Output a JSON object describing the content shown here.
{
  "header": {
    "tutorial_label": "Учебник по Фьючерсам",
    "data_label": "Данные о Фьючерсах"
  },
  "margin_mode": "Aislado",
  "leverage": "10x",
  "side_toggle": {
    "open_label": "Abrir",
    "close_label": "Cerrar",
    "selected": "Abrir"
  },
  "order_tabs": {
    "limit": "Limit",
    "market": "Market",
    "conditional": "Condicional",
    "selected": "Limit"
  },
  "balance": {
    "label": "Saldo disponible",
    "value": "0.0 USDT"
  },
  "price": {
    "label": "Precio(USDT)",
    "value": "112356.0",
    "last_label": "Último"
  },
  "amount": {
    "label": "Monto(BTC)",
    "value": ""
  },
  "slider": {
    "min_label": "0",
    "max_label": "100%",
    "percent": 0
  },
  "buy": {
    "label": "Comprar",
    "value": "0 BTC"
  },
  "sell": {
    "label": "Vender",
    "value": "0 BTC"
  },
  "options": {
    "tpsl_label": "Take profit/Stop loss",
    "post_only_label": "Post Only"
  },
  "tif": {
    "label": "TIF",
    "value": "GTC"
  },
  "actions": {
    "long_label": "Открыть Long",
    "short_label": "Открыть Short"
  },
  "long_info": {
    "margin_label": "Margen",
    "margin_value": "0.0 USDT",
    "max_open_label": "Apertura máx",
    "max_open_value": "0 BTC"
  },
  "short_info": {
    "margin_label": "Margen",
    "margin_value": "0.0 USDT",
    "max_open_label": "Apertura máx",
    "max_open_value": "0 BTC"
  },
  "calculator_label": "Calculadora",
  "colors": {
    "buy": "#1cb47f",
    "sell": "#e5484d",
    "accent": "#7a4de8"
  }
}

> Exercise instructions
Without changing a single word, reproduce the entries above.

> Output
Output a JSON object describing the content shown here.
{
  "header": {
    "tutorial_label": "Учебник по Фьючерсам",
    "data_label": "Данные о Фьючерсах"
  },
  "margin_mode": "Aislado",
  "leverage": "10x",
  "side_toggle": {
    "open_label": "Abrir",
    "close_label": "Cerrar",
    "selected": "Abrir"
  },
  "order_tabs": {
    "limit": "Limit",
    "market": "Market",
    "conditional": "Condicional",
    "selected": "Limit"
  },
  "balance": {
    "label": "Saldo disponible",
    "value": "0.0 USDT"
  },
  "price": {
    "label": "Precio(USDT)",
    "value": "112356.0",
    "last_label": "Último"
  },
  "amount": {
    "label": "Monto(BTC)",
    "value": ""
  },
  "slider": {
    "min_label": "0",
    "max_label": "100%",
    "percent": 0
  },
  "buy": {
    "label": "Comprar",
    "value": "0 BTC"
  },
  "sell": {
    "label": "Vender",
    "value": "0 BTC"
  },
  "options": {
    "tpsl_label": "Take profit/Stop loss",
    "post_only_label": "Post Only"
  },
  "tif": {
    "label": "TIF",
    "value": "GTC"
  },
  "actions": {
    "long_label": "Открыть Long",
    "short_label": "Открыть Short"
  },
  "long_info": {
    "margin_label": "Margen",
    "margin_value": "0.0 USDT",
    "max_open_label": "Apertura máx",
    "max_open_value": "0 BTC"
  },
  "short_info": {
    "margin_label": "Margen",
    "margin_value": "0.0 USDT",
    "max_open_label": "Apertura máx",
    "max_open_value": "0 BTC"
  },
  "calculator_label": "Calculadora",
  "colors": {
    "buy": "#1cb47f",
    "sell": "#e5484d",
    "accent": "#7a4de8"
  }
}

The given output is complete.